This article first appeared in The Sun.
Developing our North Sea oil and gas has been a Great British success story.
Since the first wells started producing in the 1960s we have created a secure domestic energy supply, created thousands of high quality jobs, delivered billions to the economy and driven the growth of a huge engineering sector that we have exported to the world.
Even with the amazing improvements in North Sea production, volumes are declining and we are now importing almost half of our gas supplies.
Although we are in no way reliant on Russian gas despite what the Russians would have you believe.
Because gas is so important for our economy we know that we will need it for decades to come.
It also fits with our world-beating climate goals as it generates less CO2 than oil and coal.
That is why every estimate of our 2050 emissions reductions targets from the independent Climate Change Committee includes gas in our energy mix and why it is right to continue to look for gas that can be safely extracted from the potentially huge reserves hundreds of metres beneath our feet.
And there are other benefits too.
Shale gas extraction could provide a big clean growth boost for local communities as part of our modern Industrial Strategy – bringing thousands of high quality jobs, local investment and financial benefits to many parts of the country.
And our world-leading environmental regulations mean we could create even more investment and export opportunities from innovations like recycling waste water.
There are those who argue strongly against shale gas, using the most colourful and scaremongering language they can find and intimidating local communities and decision makers with lots of protestors from out of town.
In my experience, most of these arguments are made by people who actually just don’t want us to use gas at all – now or ever.
While we should all be hugely proud of our huge progress on renewables that delivers almost 30 percent of our electricity needs, we cannot meet our energy and heat needs now, or for many years to come, at a price we can afford, without using the gas that geography has gifted us.
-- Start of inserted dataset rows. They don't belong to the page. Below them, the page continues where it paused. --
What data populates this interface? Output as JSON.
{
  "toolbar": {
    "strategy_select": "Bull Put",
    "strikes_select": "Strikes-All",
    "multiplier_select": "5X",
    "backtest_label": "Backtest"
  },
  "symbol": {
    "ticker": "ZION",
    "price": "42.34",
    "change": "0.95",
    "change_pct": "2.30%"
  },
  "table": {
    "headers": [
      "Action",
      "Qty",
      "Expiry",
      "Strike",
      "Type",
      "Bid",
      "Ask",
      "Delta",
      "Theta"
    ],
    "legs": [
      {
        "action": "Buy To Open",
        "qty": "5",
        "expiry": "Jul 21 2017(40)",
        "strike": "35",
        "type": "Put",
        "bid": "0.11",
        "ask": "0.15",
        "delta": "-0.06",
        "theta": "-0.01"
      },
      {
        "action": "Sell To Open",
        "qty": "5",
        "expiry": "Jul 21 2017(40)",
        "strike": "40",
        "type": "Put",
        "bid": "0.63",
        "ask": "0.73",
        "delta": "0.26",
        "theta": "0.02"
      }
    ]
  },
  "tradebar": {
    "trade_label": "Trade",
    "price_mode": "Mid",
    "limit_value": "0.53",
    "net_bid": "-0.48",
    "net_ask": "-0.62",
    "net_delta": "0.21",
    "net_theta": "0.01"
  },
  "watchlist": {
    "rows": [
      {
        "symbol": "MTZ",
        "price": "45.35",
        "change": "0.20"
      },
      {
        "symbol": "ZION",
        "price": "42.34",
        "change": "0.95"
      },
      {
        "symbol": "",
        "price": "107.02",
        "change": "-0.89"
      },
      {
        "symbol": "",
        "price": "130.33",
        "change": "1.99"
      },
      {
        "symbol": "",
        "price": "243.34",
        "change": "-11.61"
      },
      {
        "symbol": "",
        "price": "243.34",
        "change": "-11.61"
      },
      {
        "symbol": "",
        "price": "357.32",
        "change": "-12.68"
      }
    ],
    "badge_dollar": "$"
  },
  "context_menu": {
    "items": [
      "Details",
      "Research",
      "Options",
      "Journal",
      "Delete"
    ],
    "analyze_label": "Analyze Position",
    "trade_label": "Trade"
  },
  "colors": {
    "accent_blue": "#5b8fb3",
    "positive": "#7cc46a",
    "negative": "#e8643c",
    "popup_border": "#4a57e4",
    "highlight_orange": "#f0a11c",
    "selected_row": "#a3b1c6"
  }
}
That is why we committed to support the development of onshore British shale gas and to deliver a clean safe and affordable energy supply for the country.
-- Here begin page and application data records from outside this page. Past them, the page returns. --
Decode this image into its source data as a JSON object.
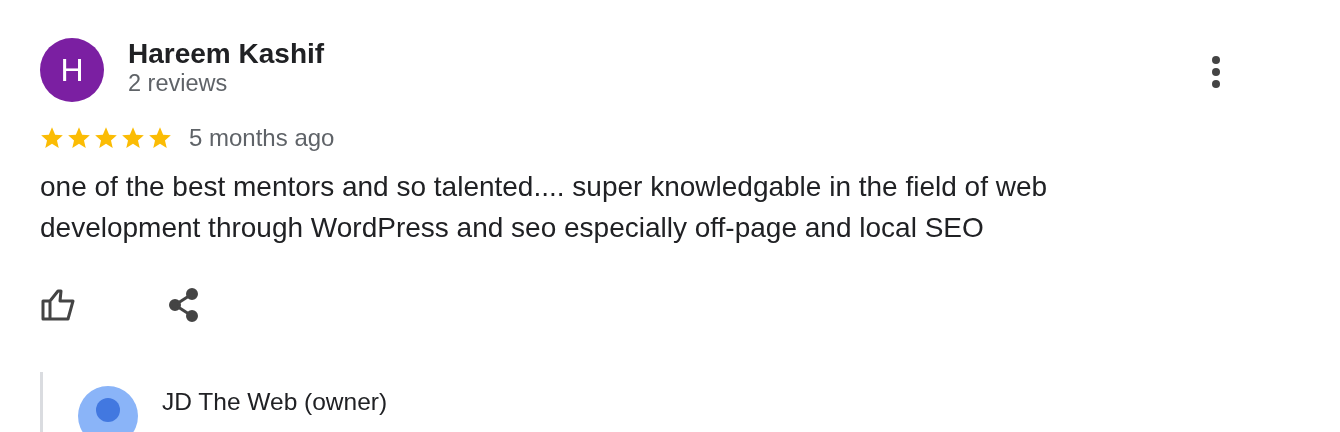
{
  "review": {
    "avatar_letter": "H",
    "author": "Hareem Kashif",
    "author_meta": "2 reviews",
    "stars": 5,
    "time": "5 months ago",
    "text": "one of the best mentors and so talented.... super knowledgable in the field of web development through WordPress and seo especially off-page and local SEO"
  },
  "reply": {
    "author": "JD The Web (owner)"
  }
}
It is why I have set out these changes to the planning and regulation regime to make sure there is support available for all involved in this process.